Clean Audio for TV broadcast: An Object-Based Approach for Hearing-Impaired Viewers - April 2015
Audibility of a CD-Standard A/DA/A Loop Inserted into High-Resolution Audio Playback - September 2007
Sound Board: Food for Thought, Aesthetics in Orchestra Recording - April 2015
Preferred Spatial Post-Processing of Popular Stereophonic Music for Headphone Reproduction
The spatial imagery experienced when listening to conventional stereophonic music via headphones is considerably different from that experienced in loudspeaker reproduction. While the difference might be reduced when stereophonic program material is spatially processed in order to simulate loudspeaker crosstalk for headphone reproduction, previous listening tests have shown that such processing typically produces results that are not preferred by listeners in comparisons with the original (unprocessed) version of a music program.
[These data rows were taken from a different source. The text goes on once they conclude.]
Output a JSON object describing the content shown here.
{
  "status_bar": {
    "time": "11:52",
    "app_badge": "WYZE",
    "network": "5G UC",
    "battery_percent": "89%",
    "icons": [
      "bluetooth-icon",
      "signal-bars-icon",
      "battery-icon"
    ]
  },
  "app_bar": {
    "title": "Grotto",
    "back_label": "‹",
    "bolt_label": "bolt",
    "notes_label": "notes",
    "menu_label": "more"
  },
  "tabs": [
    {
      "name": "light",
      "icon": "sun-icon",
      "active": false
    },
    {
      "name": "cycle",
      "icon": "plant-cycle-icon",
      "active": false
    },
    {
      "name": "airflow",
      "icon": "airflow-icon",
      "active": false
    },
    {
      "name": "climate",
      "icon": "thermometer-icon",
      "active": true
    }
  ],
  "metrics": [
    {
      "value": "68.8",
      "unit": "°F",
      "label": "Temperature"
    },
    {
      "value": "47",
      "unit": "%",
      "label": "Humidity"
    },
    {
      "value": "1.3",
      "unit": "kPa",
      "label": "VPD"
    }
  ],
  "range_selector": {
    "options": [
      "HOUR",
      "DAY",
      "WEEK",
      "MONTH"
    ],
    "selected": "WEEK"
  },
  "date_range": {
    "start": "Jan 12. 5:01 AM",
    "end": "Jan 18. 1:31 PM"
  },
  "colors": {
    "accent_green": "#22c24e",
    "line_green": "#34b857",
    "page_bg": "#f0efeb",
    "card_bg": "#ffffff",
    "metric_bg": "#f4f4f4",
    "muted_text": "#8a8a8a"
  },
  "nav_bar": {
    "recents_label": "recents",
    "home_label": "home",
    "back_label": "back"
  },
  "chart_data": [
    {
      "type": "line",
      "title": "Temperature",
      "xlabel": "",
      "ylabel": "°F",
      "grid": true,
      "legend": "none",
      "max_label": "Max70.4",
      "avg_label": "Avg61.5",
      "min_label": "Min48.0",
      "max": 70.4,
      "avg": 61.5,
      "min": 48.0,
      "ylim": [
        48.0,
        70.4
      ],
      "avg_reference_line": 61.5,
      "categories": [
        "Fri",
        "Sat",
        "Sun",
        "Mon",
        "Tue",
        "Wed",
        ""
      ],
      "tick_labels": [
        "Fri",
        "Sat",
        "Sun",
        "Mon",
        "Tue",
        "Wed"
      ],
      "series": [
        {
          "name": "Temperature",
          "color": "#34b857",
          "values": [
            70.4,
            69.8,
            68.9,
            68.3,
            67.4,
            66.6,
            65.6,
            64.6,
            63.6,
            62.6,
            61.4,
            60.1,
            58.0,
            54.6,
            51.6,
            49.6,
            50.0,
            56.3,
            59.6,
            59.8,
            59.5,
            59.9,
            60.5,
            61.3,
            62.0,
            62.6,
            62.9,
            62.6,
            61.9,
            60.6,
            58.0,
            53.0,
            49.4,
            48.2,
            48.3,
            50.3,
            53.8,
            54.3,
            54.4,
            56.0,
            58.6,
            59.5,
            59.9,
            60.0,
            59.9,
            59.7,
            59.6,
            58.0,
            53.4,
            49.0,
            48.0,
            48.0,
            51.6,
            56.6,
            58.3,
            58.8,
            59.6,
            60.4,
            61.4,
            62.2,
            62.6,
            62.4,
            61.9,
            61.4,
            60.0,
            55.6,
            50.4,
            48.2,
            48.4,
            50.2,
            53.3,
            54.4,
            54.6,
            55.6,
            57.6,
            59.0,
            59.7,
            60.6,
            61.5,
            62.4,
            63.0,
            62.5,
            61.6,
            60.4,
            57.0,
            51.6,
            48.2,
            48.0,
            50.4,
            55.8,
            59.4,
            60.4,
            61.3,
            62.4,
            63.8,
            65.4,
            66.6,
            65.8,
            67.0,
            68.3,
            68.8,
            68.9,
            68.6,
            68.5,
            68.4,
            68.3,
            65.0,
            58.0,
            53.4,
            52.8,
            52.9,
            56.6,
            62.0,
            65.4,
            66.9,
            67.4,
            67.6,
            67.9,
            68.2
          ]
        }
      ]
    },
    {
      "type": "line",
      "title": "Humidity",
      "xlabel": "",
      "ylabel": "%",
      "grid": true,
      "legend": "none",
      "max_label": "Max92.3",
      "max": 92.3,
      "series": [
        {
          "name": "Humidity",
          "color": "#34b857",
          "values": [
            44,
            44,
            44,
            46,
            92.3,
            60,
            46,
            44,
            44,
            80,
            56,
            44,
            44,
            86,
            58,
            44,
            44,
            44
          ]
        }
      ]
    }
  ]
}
In this study a double blind test was conducted in which listeners compared five versions of eight programs from a variety of music genres and gave both preference ratings and ensemble stage width (ESW) ratings. Out of four alternative postprocessing algorithms, the outputs that were most preferred resulted from a nearfield crosstalk simulation mimicking low-frequency interaural level differences typical for close-range sources.
Click to purchase paper or login as an AES member. If your company or school subscribes to the E-Library then switch to the institutional version. If you are not an AES member and would like to subscribe to the E-Library then Join the AES!
This paper costs $20 for non-members, $5 for AES members and is free for E-Library subscribers.